Dataset items:
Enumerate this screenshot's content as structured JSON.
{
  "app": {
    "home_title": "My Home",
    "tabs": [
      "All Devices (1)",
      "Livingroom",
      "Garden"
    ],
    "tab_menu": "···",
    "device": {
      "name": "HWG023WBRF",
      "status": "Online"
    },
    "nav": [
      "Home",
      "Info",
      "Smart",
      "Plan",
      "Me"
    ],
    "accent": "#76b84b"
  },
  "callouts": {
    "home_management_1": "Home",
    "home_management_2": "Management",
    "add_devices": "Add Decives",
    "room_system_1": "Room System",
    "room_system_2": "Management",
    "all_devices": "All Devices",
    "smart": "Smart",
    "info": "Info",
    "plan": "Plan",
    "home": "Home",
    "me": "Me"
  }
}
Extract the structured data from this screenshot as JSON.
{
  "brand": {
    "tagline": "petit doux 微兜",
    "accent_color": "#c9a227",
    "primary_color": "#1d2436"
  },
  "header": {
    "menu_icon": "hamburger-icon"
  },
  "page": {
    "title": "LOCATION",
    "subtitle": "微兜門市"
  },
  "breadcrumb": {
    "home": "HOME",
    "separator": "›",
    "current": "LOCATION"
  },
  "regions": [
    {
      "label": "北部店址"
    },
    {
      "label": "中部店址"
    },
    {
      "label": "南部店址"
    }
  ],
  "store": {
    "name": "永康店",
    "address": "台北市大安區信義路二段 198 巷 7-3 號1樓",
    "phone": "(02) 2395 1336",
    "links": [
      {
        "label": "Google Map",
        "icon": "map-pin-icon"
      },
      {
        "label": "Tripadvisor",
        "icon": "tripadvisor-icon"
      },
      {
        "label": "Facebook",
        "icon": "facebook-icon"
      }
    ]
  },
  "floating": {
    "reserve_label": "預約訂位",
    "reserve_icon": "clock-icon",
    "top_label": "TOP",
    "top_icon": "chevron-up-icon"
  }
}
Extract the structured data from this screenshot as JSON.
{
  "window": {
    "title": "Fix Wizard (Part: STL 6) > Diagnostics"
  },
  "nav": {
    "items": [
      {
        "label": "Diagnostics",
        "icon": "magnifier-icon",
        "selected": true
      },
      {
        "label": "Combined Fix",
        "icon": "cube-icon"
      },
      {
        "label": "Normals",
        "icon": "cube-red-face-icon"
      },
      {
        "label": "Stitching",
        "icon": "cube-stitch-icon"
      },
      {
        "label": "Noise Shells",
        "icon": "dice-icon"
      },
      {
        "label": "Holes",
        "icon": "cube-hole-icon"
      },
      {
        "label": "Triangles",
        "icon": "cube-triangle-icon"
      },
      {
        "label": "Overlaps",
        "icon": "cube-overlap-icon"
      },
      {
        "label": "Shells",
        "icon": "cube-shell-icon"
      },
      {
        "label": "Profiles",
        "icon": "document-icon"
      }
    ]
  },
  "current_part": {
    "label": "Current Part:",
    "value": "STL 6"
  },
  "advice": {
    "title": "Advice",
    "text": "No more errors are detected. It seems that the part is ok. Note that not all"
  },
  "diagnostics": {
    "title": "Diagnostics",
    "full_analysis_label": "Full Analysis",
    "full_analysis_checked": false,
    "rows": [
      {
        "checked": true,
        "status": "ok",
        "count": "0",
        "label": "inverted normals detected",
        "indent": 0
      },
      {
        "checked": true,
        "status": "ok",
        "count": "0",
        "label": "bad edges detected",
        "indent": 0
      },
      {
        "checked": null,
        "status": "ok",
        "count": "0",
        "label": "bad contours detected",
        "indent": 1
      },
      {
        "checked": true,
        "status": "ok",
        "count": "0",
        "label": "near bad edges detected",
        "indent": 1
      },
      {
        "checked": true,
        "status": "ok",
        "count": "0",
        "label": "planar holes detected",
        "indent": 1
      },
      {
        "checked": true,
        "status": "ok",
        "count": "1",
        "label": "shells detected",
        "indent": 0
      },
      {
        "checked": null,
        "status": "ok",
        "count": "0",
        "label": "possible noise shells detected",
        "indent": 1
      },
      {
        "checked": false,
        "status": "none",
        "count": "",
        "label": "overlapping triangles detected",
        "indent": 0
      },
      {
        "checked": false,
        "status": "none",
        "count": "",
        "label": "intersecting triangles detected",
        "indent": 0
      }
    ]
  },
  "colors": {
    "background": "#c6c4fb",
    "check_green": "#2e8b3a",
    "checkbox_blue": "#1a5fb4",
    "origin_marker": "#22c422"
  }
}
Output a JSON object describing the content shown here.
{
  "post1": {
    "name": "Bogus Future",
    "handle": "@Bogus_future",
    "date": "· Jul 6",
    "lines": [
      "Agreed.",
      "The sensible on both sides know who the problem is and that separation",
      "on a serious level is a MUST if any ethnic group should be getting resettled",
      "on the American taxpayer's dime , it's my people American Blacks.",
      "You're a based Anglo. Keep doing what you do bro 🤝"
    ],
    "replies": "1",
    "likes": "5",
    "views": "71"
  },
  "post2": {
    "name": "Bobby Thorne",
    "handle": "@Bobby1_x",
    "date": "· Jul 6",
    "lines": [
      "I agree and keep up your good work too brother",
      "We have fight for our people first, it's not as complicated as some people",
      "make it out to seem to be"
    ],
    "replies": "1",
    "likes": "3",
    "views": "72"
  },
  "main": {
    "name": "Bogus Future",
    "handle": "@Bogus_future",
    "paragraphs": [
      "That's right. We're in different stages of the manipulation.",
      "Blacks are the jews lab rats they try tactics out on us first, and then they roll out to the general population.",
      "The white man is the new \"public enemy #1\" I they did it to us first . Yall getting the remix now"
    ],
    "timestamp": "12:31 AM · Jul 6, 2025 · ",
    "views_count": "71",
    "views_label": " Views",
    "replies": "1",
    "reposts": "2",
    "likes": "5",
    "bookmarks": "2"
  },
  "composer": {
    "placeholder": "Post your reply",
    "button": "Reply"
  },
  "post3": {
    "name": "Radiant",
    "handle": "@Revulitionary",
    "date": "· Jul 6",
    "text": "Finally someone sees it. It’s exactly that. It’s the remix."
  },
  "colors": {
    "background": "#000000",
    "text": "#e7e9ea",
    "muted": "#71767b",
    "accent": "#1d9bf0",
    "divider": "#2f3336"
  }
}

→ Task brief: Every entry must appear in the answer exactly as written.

→ Exercise solution:
Enumerate this screenshot's content as structured JSON.
{
  "app": {
    "home_title": "My Home",
    "tabs": [
      "All Devices (1)",
      "Livingroom",
      "Garden"
    ],
    "tab_menu": "···",
    "device": {
      "name": "HWG023WBRF",
      "status": "Online"
    },
    "nav": [
      "Home",
      "Info",
      "Smart",
      "Plan",
      "Me"
    ],
    "accent": "#76b84b"
  },
  "callouts": {
    "home_management_1": "Home",
    "home_management_2": "Management",
    "add_devices": "Add Decives",
    "room_system_1": "Room System",
    "room_system_2": "Management",
    "all_devices": "All Devices",
    "smart": "Smart",
    "info": "Info",
    "plan": "Plan",
    "home": "Home",
    "me": "Me"
  }
}
Extract the structured data from this screenshot as JSON.
{
  "brand": {
    "tagline": "petit doux 微兜",
    "accent_color": "#c9a227",
    "primary_color": "#1d2436"
  },
  "header": {
    "menu_icon": "hamburger-icon"
  },
  "page": {
    "title": "LOCATION",
    "subtitle": "微兜門市"
  },
  "breadcrumb": {
    "home": "HOME",
    "separator": "›",
    "current": "LOCATION"
  },
  "regions": [
    {
      "label": "北部店址"
    },
    {
      "label": "中部店址"
    },
    {
      "label": "南部店址"
    }
  ],
  "store": {
    "name": "永康店",
    "address": "台北市大安區信義路二段 198 巷 7-3 號1樓",
    "phone": "(02) 2395 1336",
    "links": [
      {
        "label": "Google Map",
        "icon": "map-pin-icon"
      },
      {
        "label": "Tripadvisor",
        "icon": "tripadvisor-icon"
      },
      {
        "label": "Facebook",
        "icon": "facebook-icon"
      }
    ]
  },
  "floating": {
    "reserve_label": "預約訂位",
    "reserve_icon": "clock-icon",
    "top_label": "TOP",
    "top_icon": "chevron-up-icon"
  }
}
Extract the structured data from this screenshot as JSON.
{
  "window": {
    "title": "Fix Wizard (Part: STL 6) > Diagnostics"
  },
  "nav": {
    "items": [
      {
        "label": "Diagnostics",
        "icon": "magnifier-icon",
        "selected": true
      },
      {
        "label": "Combined Fix",
        "icon": "cube-icon"
      },
      {
        "label": "Normals",
        "icon": "cube-red-face-icon"
      },
      {
        "label": "Stitching",
        "icon": "cube-stitch-icon"
      },
      {
        "label": "Noise Shells",
        "icon": "dice-icon"
      },
      {
        "label": "Holes",
        "icon": "cube-hole-icon"
      },
      {
        "label": "Triangles",
        "icon": "cube-triangle-icon"
      },
      {
        "label": "Overlaps",
        "icon": "cube-overlap-icon"
      },
      {
        "label": "Shells",
        "icon": "cube-shell-icon"
      },
      {
        "label": "Profiles",
        "icon": "document-icon"
      }
    ]
  },
  "current_part": {
    "label": "Current Part:",
    "value": "STL 6"
  },
  "advice": {
    "title": "Advice",
    "text": "No more errors are detected. It seems that the part is ok. Note that not all"
  },
  "diagnostics": {
    "title": "Diagnostics",
    "full_analysis_label": "Full Analysis",
    "full_analysis_checked": false,
    "rows": [
      {
        "checked": true,
        "status": "ok",
        "count": "0",
        "label": "inverted normals detected",
        "indent": 0
      },
      {
        "checked": true,
        "status": "ok",
        "count": "0",
        "label": "bad edges detected",
        "indent": 0
      },
      {
        "checked": null,
        "status": "ok",
        "count": "0",
        "label": "bad contours detected",
        "indent": 1
      },
      {
        "checked": true,
        "status": "ok",
        "count": "0",
        "label": "near bad edges detected",
        "indent": 1
      },
      {
        "checked": true,
        "status": "ok",
        "count": "0",
        "label": "planar holes detected",
        "indent": 1
      },
      {
        "checked": true,
        "status": "ok",
        "count": "1",
        "label": "shells detected",
        "indent": 0
      },
      {
        "checked": null,
        "status": "ok",
        "count": "0",
        "label": "possible noise shells detected",
        "indent": 1
      },
      {
        "checked": false,
        "status": "none",
        "count": "",
        "label": "overlapping triangles detected",
        "indent": 0
      },
      {
        "checked": false,
        "status": "none",
        "count": "",
        "label": "intersecting triangles detected",
        "indent": 0
      }
    ]
  },
  "colors": {
    "background": "#c6c4fb",
    "check_green": "#2e8b3a",
    "checkbox_blue": "#1a5fb4",
    "origin_marker": "#22c422"
  }
}
Output a JSON object describing the content shown here.
{
  "post1": {
    "name": "Bogus Future",
    "handle": "@Bogus_future",
    "date": "· Jul 6",
    "lines": [
      "Agreed.",
      "The sensible on both sides know who the problem is and that separation",
      "on a serious level is a MUST if any ethnic group should be getting resettled",
      "on the American taxpayer's dime , it's my people American Blacks.",
      "You're a based Anglo. Keep doing what you do bro 🤝"
    ],
    "replies": "1",
    "likes": "5",
    "views": "71"
  },
  "post2": {
    "name": "Bobby Thorne",
    "handle": "@Bobby1_x",
    "date": "· Jul 6",
    "lines": [
      "I agree and keep up your good work too brother",
      "We have fight for our people first, it's not as complicated as some people",
      "make it out to seem to be"
    ],
    "replies": "1",
    "likes": "3",
    "views": "72"
  },
  "main": {
    "name": "Bogus Future",
    "handle": "@Bogus_future",
    "paragraphs": [
      "That's right. We're in different stages of the manipulation.",
      "Blacks are the jews lab rats they try tactics out on us first, and then they roll out to the general population.",
      "The white man is the new \"public enemy #1\" I they did it to us first . Yall getting the remix now"
    ],
    "timestamp": "12:31 AM · Jul 6, 2025 · ",
    "views_count": "71",
    "views_label": " Views",
    "replies": "1",
    "reposts": "2",
    "likes": "5",
    "bookmarks": "2"
  },
  "composer": {
    "placeholder": "Post your reply",
    "button": "Reply"
  },
  "post3": {
    "name": "Radiant",
    "handle": "@Revulitionary",
    "date": "· Jul 6",
    "text": "Finally someone sees it. It’s exactly that. It’s the remix."
  },
  "colors": {
    "background": "#000000",
    "text": "#e7e9ea",
    "muted": "#71767b",
    "accent": "#1d9bf0",
    "divider": "#2f3336"
  }
}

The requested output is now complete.